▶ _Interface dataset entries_
================================

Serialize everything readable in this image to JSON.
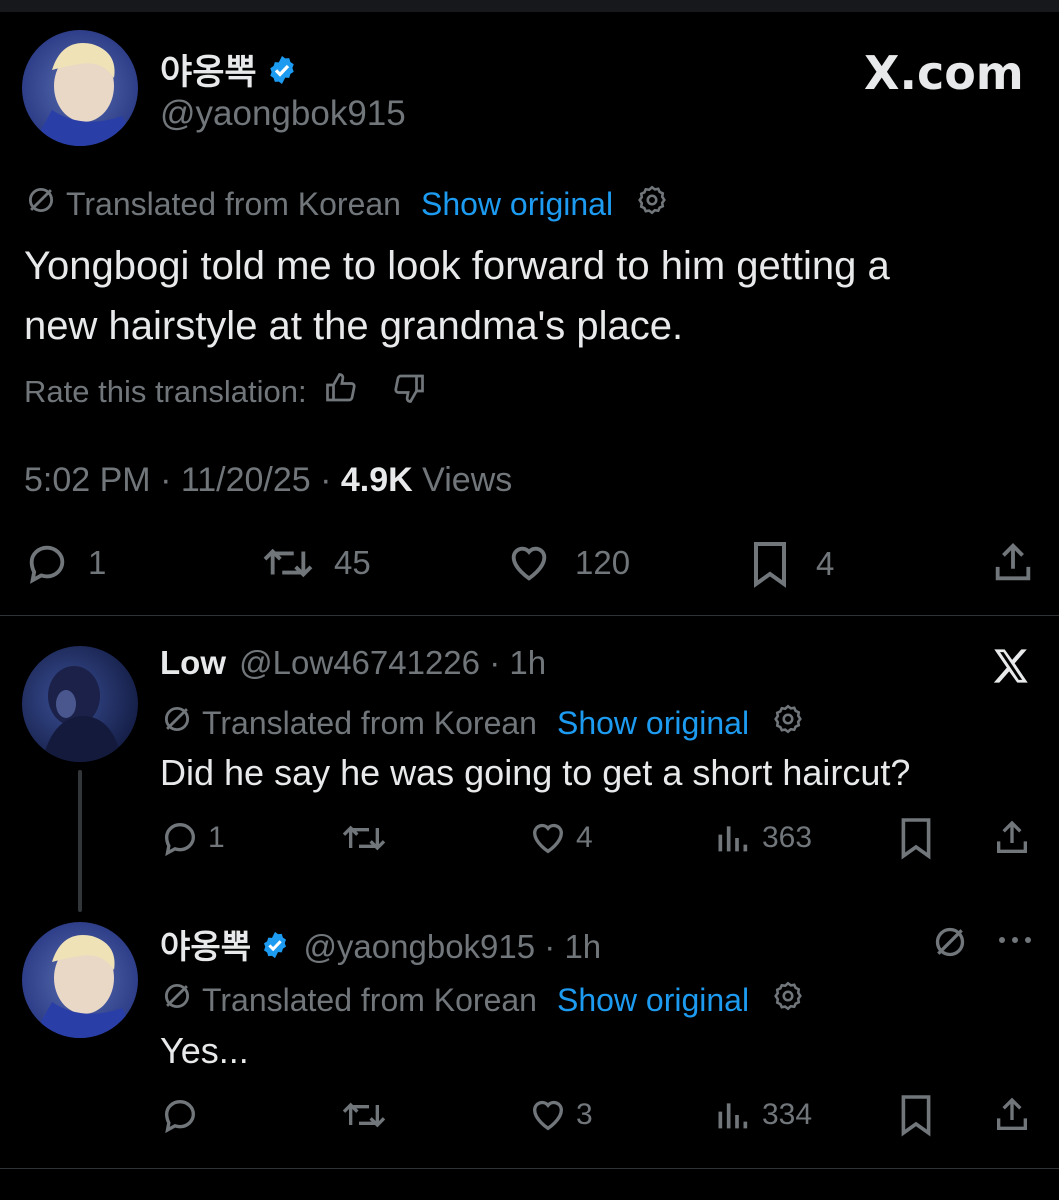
{
  "main_tweet": {
    "display_name": "야옹뽁",
    "handle": "@yaongbok915",
    "site_mark": "X.com",
    "translation_note": "Translated from Korean",
    "show_original": "Show original",
    "text_line1": "Yongbogi told me to look forward to him getting a",
    "text_line2": "new hairstyle at the grandma's place.",
    "rate_label": "Rate this translation:",
    "time": "5:02 PM",
    "date": "11/20/25",
    "views_count": "4.9K",
    "views_label": "Views",
    "reply_count": "1",
    "retweet_count": "45",
    "like_count": "120",
    "bookmark_count": "4"
  },
  "reply1": {
    "display_name": "Low",
    "handle": "@Low46741226",
    "time": "1h",
    "translation_note": "Translated from Korean",
    "show_original": "Show original",
    "text": "Did he say he was going to get a short haircut?",
    "reply_count": "1",
    "like_count": "4",
    "views_count": "363"
  },
  "reply2": {
    "display_name": "야옹뽁",
    "handle": "@yaongbok915",
    "time": "1h",
    "translation_note": "Translated from Korean",
    "show_original": "Show original",
    "text": "Yes...",
    "like_count": "3",
    "views_count": "334"
  },
  "colors": {
    "background": "#000000",
    "text": "#e7e9ea",
    "muted": "#71767b",
    "link": "#1d9bf0",
    "verified": "#1d9bf0"
  }
}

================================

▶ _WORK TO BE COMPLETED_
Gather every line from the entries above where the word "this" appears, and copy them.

▶ _TASK RESULT_
Serialize everything readable in this image to JSON.
    "rate_label": "Rate this translation:",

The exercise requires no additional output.